Isolate every line in the data with the string "value" and copy it.

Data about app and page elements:
┏━━

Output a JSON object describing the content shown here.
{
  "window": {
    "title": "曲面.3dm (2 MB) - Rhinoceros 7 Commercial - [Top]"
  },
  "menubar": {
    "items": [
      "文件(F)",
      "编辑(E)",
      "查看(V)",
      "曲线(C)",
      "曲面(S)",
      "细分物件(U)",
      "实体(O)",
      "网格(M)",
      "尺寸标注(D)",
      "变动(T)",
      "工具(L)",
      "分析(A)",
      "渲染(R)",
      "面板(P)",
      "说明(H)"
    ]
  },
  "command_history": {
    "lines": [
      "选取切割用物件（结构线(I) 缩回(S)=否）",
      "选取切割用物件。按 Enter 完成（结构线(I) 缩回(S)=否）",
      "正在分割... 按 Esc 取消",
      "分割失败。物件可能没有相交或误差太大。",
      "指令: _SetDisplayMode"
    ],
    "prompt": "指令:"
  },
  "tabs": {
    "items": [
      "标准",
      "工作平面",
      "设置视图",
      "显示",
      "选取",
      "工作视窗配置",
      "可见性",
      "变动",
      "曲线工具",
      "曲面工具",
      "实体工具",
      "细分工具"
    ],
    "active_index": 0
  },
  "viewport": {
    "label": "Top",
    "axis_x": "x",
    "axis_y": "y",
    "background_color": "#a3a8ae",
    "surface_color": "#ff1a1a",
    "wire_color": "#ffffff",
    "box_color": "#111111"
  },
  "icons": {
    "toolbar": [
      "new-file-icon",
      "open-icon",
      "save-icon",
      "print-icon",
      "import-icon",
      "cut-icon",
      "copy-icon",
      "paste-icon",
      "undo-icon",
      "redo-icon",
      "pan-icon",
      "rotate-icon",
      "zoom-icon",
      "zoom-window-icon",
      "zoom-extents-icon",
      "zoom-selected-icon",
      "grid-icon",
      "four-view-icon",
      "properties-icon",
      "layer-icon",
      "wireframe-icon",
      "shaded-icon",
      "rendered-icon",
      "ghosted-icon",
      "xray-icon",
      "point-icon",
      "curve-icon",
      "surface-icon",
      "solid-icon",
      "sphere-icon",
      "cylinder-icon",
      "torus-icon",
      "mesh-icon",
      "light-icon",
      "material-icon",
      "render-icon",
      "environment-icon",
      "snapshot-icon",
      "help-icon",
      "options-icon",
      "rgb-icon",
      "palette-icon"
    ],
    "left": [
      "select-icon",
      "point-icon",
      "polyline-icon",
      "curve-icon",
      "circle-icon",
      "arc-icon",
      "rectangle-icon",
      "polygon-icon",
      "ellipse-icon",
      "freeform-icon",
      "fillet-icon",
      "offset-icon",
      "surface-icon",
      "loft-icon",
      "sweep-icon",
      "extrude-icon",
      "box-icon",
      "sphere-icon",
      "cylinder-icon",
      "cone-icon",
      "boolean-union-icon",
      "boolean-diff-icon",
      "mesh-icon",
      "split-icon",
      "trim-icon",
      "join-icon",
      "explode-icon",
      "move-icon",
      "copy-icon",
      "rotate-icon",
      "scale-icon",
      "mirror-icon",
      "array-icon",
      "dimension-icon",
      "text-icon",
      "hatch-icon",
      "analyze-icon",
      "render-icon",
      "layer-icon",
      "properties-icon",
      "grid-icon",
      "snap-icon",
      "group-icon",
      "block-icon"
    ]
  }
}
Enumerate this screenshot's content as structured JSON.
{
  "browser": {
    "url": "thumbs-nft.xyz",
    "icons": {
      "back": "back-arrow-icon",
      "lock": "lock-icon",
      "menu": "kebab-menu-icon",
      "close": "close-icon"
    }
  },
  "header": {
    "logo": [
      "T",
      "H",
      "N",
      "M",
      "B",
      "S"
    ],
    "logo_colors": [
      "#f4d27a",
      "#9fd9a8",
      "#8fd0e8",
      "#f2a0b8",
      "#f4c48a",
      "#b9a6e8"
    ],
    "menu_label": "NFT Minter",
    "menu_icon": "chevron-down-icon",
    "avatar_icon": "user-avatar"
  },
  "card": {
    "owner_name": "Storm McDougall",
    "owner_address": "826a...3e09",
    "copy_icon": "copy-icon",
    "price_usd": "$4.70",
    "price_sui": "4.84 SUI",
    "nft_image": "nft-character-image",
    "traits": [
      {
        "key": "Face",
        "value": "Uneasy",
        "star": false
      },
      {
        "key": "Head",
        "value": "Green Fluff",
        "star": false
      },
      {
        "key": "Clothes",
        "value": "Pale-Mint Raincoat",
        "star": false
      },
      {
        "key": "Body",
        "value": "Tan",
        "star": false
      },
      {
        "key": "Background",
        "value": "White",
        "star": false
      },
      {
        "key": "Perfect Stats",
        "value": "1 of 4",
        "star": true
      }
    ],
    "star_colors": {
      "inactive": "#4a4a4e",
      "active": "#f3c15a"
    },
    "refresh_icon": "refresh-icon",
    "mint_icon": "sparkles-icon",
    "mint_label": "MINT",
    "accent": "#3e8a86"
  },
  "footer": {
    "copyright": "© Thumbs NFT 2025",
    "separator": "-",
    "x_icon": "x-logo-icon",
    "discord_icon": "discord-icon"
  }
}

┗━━

Task result:
        "value": "Uneasy",
        "value": "Green Fluff",
        "value": "Pale-Mint Raincoat",
        "value": "Tan",
        "value": "White",
        "value": "1 of 4",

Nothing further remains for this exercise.